Entrepreneurs, according to a study by Michael Freeman, are 50% more likely to report having a mental health condition, with some specific conditions being incredibly prevalent amongst founders. Founders are:
6X more likely to suffer from ADHD
3X more likely to suffer from substance abuse
10X more likely to suffer from bi-polar disorder
2X more likely to have psychiatric hospitalisation
2X more likely to have suicidal thoughts
The first thing that falls away is the time I spent looking after myself
It’s no surprise why. I spend so much time worrying about finding, hiring and firing the people we need, making sure we can keep the doors open, filtering good advice from bad, choosing to pivot (or not), balancing work, life, money, time etc. that the first thing that falls away is the essential time I used to take to look after myself.
Our economy, our society, desperately needs entrepreneurs. Our self-selected, self-flagellating gig is to create jobs, new markets, products and services, and hopefully, make enough money to live…let along thrive and survive. To be honest, I have zero desire to be the next Elon Musk or Mark (the robot) Zuckerberg. But I’m 100% committed to solving the problem I’ve invested my life savings and reputation on.
I’m not going to end veteran suicide; I accept that. The Senator from Townsville’s recent impassioned speech about the burden on our community and the families who are left to grieve – after those we love or served with did the unforgivable and gave up – is what gets me out of bed 99% of the time.
I accept during my dark moments that I have to be alive to play a role in being part of the change that’s needed so we bury less mates. So, whilst it’s difficult to admit that I have a mental health issue, I have to go on record as I’ve discovered I’m not alone.
Ridiculous transparency and admitting when we struggle, fuck up or miss a turn is a crucial part of Soldier.ly’s company culture. So yes, I often contemplate a world where I don’t have to get out of bed, far more than I’d like to admit. But then I remember why I started, and I turn and face the wonderful people around me who’ve been such a significant part of our journey. I do what the women I lost getting to where I am today reminded me almost daily to do: breathe, and be vulnerable.

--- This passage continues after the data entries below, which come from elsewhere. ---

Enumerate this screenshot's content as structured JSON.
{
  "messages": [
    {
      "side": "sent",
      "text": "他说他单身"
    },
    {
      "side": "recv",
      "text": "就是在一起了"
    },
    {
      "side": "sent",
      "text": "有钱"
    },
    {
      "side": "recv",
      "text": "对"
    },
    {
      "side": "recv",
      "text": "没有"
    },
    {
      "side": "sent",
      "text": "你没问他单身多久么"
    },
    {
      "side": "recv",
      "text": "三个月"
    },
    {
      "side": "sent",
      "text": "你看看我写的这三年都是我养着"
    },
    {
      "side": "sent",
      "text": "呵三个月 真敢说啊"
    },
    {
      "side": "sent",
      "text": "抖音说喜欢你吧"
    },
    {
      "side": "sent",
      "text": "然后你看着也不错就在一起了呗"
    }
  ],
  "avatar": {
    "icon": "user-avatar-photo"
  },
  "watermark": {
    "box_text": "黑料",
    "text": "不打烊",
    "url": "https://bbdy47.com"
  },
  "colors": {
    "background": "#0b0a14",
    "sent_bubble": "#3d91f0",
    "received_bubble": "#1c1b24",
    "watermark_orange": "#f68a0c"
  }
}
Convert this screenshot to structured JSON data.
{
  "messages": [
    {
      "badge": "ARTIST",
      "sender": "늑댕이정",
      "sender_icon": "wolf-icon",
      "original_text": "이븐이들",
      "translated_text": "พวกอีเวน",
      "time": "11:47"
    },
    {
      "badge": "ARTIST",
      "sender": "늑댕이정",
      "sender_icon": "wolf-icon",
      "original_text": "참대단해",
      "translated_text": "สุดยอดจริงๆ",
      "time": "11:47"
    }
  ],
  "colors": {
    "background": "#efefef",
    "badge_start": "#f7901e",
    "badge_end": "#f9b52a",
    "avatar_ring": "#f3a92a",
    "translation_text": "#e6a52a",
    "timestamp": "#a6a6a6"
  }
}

You must have courage to ask for help
Vulnerability means admitting we can’t do this alone. It also means having the courage to ask for help. Both of which are deeply foreign to me, though I’m slowly learning to step outside my comfort zone.
Darren Chester, Minister for Veteran Affairs Darren Chester is deeply invested in supporting our veterans, and the Department of Veteran Affairs are working hard to serve the veterans who reach out to them for support, but even in my community, far too few of us ask for help, for a range of reasons spanning confusion, social stigma, and lack of time. That’s why it’s essential start-ups like mine, RedSix and Swiss 8 do the grunt work that desperately needs to be done at our level to create change.
I’d argue that the start-up community needs to do the same thing we’ve started doing in the veteran community. Start-up founders need to support their peers. Likewise, we need to have the courage to admit we’re not OK.
Famed TED talk social researcher and vulnerability guru Brene Brown said specifically about my community that when pondering life after service, the problem for men and women who’ve served ‘on purpose’ is that when transitioning to life as a civilian ‘just living isn’t enough’.
I’d argue that’s equally true for founders. We don’t choose this life because it’s an easy path. There’s a measure of hope, belief and sweat required to stay on mission. It’s that certainty of purpose that got us started, but as I’ve recently learned, it’s the support of our cohort that keeps that fire alive.
As a veteran & founder, I find I’m getting better at surviving this epic journey the more frequently I have the courage to admit I don’t have all the answers. Today, when I find myself struggling at this vertiginous life, I actively seek support.
That doesn’t mean that I always find it, but it’s certainly helping me stay out of bed on the days I’d rather emulate a Groundhog and avoid daylight, and that’s a start…